Smuggle yourself into one of these destinations for a delectable Christmas Dinner and yours is an unforgettable experience. Travel accompanies Christmas holidays like a camera and a tourist wanting to capture the best moments. In Nigeria, Christmas time is time for carnivals, Santa Claus, gifts, knockouts (firecrackers) and heavy decorations but there’s one experience which doesn’t stand much recognition despite its popularity around the world.
Be it the traditional jollof rice, salad, or fried rice, Nigerian Christmas cuisines are the everyday meal but eaten in short bursts of jokes and new gist shared among family and friends.
Remember that this tradition reflects the culture of the people in whatever part of Nigeria you plan to have yourself a feast of some home-cooked delectables. We present to you places to find some delicious Christmas dinner in Nigeria.
Not a Niger-Delta Christmas without banga soup/stew
Why eat Periwinkles, prawn, or crab if it’s not soaking in banga soup? Your Itsekiri friend knows what am talking about. If you intend to have a stop in Warri and, even Edo State, this Christmas, having rice for lunch won’t be monotonous if served with a special kind of stew – the banga soup with goat meat and plantain. If you don’t want rice this Christmas your banga would go with a bowl of starch, eba or fufu better still.
— FINCHGLOW TRAVELS NG (@finchglow) December 21, 2016
Am dreaming of a Shawarma Christmas
While Christmas is not so popular in Kano, here you stand a better chance of having a Shawarma treat with friends and family. This tasty snack can be made with basic spices, Shawarma bread and tasty meat (meaning your turkey, chicken, and beef leftovers could be re-purposed for some delicious Shawarma). ‘Sabon Gari’ a predominantly Christian community come alive on this day with the festive spirit of giving and sharing. In case you want some Christmas fanfare in northern Nigeria, Kaduna and Jalingo could be worth the experience.
Destinations for a delectable Christmas dinner in Nigeria – UK-style
You don’t have to be in the UK to have a taste of those Christmas roasts. In places like Abuja, Lagos, and Jos where you’ll find your affluent and versed colleagues and friends, Christmas dinner could be a whole roast turkey served with all the trimmings, chicken, and beef strips (these could go with pastries, wine, and juices). Pastry items on such menu could include fruit cake, chinchin, and meat pie.

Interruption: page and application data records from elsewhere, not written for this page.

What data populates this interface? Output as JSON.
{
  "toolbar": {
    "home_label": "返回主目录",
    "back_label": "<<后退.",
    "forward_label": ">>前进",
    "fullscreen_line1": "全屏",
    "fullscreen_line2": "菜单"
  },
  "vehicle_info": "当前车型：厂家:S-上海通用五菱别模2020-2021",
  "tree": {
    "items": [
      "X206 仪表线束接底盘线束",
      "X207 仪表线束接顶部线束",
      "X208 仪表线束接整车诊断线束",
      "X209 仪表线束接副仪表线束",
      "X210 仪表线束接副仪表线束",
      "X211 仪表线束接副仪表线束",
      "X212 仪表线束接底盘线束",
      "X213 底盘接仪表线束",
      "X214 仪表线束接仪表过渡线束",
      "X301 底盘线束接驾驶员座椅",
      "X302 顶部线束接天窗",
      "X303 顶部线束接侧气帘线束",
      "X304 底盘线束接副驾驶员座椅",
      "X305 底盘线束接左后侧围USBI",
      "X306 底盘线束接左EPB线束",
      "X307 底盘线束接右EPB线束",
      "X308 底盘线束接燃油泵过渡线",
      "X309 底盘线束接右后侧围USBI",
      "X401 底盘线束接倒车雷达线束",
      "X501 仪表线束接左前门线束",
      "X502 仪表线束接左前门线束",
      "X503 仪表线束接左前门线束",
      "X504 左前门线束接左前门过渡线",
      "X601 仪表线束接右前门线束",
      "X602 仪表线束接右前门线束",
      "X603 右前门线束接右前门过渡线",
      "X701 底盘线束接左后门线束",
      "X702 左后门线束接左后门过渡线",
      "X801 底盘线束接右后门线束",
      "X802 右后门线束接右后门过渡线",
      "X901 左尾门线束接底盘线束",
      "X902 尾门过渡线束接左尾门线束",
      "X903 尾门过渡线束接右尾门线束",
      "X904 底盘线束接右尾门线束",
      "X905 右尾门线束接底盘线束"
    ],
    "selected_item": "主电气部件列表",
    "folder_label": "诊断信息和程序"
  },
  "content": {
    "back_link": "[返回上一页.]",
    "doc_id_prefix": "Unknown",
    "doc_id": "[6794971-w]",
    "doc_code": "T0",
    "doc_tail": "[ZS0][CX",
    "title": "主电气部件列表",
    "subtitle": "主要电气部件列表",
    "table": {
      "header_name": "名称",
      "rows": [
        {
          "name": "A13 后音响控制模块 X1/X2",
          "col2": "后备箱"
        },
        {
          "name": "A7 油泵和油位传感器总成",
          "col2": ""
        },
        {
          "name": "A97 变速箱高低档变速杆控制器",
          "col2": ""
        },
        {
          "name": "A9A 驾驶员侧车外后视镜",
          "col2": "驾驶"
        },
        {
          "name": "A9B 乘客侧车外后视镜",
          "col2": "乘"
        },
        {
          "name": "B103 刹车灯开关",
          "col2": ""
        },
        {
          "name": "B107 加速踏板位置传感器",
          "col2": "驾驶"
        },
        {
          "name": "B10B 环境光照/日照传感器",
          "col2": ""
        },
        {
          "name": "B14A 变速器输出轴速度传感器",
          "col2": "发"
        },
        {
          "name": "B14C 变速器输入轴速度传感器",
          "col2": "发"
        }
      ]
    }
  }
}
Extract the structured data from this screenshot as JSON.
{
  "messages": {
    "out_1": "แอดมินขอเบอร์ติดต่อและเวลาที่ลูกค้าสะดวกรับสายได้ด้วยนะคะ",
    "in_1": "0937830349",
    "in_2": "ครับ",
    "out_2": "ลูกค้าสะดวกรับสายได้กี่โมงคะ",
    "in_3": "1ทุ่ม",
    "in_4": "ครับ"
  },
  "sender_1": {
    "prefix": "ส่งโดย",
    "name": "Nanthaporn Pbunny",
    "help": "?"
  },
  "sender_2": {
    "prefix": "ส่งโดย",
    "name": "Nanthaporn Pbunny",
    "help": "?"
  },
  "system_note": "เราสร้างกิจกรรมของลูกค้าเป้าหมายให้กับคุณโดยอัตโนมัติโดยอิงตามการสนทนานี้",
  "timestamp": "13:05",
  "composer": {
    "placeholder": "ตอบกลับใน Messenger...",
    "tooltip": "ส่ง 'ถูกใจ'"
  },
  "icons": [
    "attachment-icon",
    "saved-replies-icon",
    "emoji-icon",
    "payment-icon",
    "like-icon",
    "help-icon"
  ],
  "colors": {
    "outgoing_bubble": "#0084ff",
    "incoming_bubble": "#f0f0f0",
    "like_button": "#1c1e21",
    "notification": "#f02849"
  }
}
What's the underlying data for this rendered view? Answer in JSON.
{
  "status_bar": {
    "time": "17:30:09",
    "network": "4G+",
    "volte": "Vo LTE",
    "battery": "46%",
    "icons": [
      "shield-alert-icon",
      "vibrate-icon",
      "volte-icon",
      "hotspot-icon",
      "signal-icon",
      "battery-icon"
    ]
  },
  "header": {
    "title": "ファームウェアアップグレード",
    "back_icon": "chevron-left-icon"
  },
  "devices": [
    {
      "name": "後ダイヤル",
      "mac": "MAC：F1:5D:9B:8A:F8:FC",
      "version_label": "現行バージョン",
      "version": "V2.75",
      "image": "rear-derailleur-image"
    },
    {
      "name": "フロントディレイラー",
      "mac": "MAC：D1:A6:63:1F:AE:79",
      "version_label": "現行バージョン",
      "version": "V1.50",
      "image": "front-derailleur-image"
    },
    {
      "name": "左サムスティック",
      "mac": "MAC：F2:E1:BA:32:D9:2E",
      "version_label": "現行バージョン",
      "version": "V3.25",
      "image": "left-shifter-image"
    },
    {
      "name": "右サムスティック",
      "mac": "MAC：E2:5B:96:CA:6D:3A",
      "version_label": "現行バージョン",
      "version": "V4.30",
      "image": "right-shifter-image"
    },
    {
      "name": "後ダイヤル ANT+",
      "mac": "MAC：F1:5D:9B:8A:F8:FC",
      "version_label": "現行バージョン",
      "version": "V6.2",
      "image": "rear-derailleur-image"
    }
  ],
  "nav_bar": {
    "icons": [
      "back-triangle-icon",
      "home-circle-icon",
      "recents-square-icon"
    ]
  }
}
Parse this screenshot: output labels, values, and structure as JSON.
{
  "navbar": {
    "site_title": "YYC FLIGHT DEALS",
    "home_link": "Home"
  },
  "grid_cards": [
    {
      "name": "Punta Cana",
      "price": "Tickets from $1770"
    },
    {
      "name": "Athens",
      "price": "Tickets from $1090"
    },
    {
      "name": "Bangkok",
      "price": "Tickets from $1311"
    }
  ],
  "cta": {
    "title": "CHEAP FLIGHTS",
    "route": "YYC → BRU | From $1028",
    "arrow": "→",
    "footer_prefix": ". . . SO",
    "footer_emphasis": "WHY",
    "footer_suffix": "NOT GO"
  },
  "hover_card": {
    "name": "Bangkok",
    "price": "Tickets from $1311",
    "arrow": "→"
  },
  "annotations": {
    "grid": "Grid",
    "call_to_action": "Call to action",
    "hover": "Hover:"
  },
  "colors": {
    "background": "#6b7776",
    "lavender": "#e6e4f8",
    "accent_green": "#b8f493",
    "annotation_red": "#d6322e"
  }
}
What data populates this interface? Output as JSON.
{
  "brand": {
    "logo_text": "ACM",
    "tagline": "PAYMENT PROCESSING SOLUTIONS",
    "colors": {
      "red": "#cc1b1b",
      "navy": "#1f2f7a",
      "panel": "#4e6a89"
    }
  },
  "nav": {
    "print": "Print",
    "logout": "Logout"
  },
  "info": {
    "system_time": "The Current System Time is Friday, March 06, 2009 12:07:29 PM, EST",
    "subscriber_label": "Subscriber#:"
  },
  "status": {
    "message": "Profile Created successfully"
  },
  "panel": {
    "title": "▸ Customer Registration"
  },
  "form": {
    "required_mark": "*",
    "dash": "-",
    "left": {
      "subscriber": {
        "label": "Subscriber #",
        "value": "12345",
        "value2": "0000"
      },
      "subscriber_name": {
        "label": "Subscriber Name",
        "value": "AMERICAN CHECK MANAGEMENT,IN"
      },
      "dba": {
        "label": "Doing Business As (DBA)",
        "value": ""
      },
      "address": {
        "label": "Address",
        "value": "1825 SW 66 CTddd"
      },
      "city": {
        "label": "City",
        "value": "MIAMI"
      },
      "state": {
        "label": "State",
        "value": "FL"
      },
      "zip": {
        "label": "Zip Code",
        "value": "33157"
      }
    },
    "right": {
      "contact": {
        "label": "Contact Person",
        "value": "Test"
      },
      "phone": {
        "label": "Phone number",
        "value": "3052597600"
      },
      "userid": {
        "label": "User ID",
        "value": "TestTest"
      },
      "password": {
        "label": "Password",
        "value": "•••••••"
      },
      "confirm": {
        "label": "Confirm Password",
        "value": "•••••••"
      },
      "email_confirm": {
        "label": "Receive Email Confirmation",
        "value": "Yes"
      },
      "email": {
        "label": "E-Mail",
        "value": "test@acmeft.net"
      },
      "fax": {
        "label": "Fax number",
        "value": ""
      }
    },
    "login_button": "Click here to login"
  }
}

Wise men from the east brought some Nkwobi
Nothing like some de-hoofed cow foot (cow leg) spiced up and cooked in palm oil. Preferably during the Christmas and New Year festivities, Nkwobi can be served hot to help combat cold harmattan. Traditionally eaten by the people of Eastern Nigeria, the love of Nkwobi has spread through Nigeria like the herald of the new born king.
Egusi joy everywhere
Made with ground melon seeds with meat, fish, and spices, egusi soup is eaten in many parts of the country on Christmas day. There are not-less-than-three different ways of preparing egusi soup. Whichever one you choose, Pounded yam, Eba, Semo, Fufu and Wheatmeal will eventually do justice to this gut-bursting soup.
Deck the dining with lots of pastries
Wherever you choose to spend Christmas this year you’re sure to get some sweetened sensation of Nigerian pastries. Christmas is a time for family; boxing Day is that time for relatives and friends. Nigerian families, who don’t have the resources required for preparing large buffet, augment by wrapping pastries up for distribution. From sausage rolls, fish and meat pies, scotch eggs, chin chin, peanuts, buns and puff puff, Christmas is not a time to start buying pastries on the street – you shall get offers.
Time for some Edikang Ikong
People from Cross River and Akwa Ibom pride themselves in making one of the most nutritious Nigerian soups. If Calabar women or their carnival won’t take you to South Eastern Nigeria, you will be there for some real Edikang Ikong someday. It is the native soup of the Efik people served in many parts of Nigeria today. Rich in protein, two different vegetables – Ikong Ubong/ Ugwu leaves (fluted pumpkin leaves) and water leaves. Edikang Ikong could also be prepared with Spinach and lamb lettuce/Mache in absence of fluted pumpkin leaves and water leaves. Calabar cuisine is quite rich and their Christmas buffet generally include a handful of other delicacies.